Supplied material:
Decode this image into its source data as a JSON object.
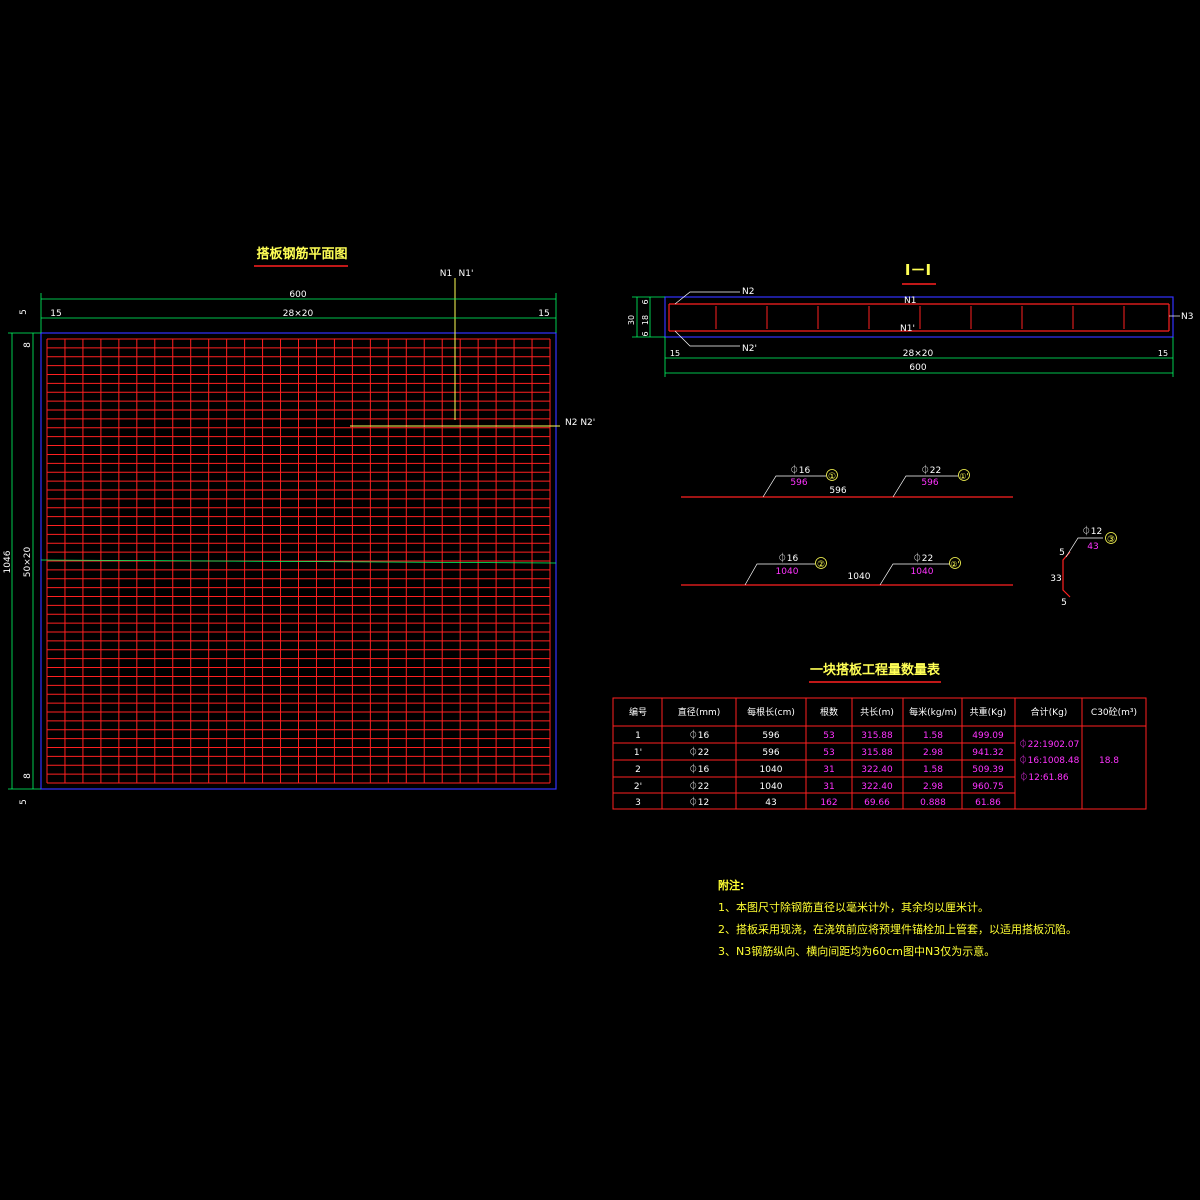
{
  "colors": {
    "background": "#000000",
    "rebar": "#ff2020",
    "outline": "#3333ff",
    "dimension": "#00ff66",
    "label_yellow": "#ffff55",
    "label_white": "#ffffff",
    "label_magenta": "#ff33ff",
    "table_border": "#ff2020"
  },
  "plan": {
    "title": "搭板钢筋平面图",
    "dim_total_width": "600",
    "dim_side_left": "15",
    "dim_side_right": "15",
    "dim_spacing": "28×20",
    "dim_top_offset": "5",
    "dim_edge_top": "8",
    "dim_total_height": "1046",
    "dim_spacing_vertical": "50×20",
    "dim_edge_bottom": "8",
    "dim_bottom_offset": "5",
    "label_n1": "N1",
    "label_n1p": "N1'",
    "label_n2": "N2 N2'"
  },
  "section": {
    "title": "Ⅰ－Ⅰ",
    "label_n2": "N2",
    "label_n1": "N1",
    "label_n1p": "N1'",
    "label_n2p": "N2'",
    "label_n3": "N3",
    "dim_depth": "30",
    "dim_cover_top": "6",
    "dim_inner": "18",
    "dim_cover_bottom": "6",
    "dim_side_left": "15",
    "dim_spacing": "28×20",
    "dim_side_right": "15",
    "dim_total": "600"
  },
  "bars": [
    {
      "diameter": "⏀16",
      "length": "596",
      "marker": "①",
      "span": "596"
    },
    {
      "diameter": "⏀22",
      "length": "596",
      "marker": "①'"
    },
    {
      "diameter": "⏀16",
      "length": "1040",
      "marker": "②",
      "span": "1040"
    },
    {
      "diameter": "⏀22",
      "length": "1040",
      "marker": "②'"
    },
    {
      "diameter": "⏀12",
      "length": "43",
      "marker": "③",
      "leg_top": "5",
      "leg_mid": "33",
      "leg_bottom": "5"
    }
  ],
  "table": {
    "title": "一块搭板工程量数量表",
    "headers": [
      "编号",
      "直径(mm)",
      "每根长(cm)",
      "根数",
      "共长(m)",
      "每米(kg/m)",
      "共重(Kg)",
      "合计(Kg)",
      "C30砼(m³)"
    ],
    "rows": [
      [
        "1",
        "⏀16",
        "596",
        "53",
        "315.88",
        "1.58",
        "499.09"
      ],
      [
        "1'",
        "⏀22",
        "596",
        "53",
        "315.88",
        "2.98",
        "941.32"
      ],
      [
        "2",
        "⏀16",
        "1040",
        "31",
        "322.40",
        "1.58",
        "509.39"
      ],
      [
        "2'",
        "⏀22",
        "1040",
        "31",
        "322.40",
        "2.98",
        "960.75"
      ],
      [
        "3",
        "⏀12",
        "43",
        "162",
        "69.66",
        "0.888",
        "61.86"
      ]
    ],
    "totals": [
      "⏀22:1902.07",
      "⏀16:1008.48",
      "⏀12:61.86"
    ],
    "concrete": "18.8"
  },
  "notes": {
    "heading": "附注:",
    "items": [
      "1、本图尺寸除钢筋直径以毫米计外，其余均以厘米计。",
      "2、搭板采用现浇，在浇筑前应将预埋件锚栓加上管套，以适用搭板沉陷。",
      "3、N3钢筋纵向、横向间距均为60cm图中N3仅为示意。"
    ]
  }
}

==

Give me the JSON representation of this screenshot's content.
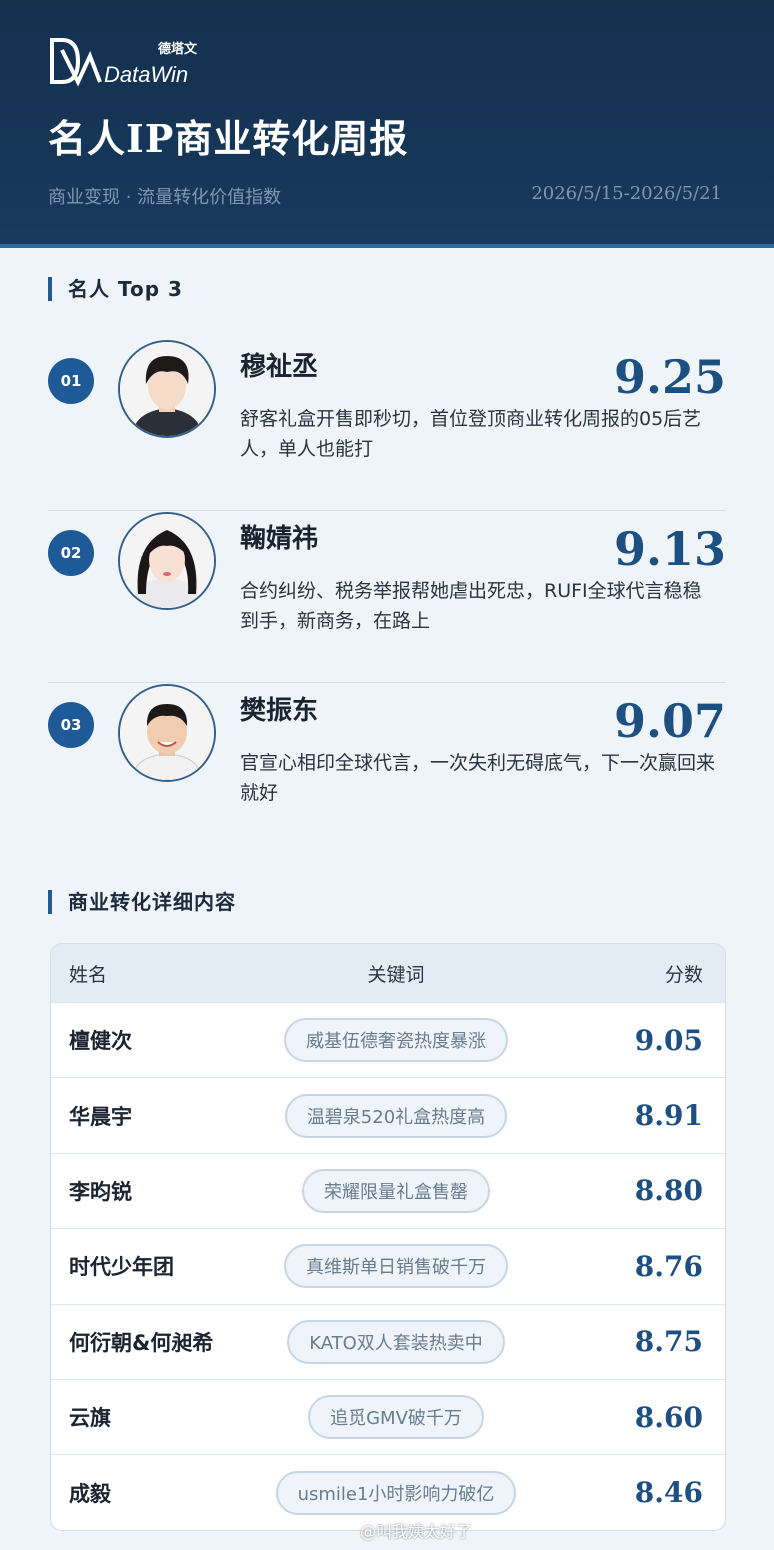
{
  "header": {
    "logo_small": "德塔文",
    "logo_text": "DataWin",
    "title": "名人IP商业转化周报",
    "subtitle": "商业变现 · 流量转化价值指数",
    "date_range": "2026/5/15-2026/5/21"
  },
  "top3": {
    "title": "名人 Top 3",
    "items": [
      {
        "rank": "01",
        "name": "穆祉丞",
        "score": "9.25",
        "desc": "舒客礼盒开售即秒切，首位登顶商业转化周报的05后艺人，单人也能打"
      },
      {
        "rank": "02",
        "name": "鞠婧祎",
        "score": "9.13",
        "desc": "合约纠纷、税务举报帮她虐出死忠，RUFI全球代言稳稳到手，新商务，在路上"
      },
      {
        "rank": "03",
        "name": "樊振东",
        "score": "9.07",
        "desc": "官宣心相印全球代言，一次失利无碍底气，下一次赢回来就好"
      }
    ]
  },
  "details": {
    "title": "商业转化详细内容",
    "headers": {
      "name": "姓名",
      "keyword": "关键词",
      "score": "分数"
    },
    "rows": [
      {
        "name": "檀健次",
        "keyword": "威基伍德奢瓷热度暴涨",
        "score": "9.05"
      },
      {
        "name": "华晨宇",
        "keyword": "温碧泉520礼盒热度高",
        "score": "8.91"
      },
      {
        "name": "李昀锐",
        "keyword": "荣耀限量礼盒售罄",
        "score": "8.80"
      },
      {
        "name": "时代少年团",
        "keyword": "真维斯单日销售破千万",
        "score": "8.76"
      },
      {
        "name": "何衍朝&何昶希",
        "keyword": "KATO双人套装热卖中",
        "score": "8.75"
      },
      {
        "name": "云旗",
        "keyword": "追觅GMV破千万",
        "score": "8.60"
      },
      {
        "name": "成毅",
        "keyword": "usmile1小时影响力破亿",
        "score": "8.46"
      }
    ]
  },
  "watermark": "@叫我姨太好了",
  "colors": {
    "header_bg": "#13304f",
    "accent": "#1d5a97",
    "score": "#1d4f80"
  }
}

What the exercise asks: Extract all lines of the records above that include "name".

Written answer:
        "name": "穆祉丞",
        "name": "鞠婧祎",
        "name": "樊振东",
      "name": "姓名",
        "name": "檀健次",
        "name": "华晨宇",
        "name": "李昀锐",
        "name": "时代少年团",
        "name": "何衍朝&何昶希",
        "name": "云旗",
        "name": "成毅",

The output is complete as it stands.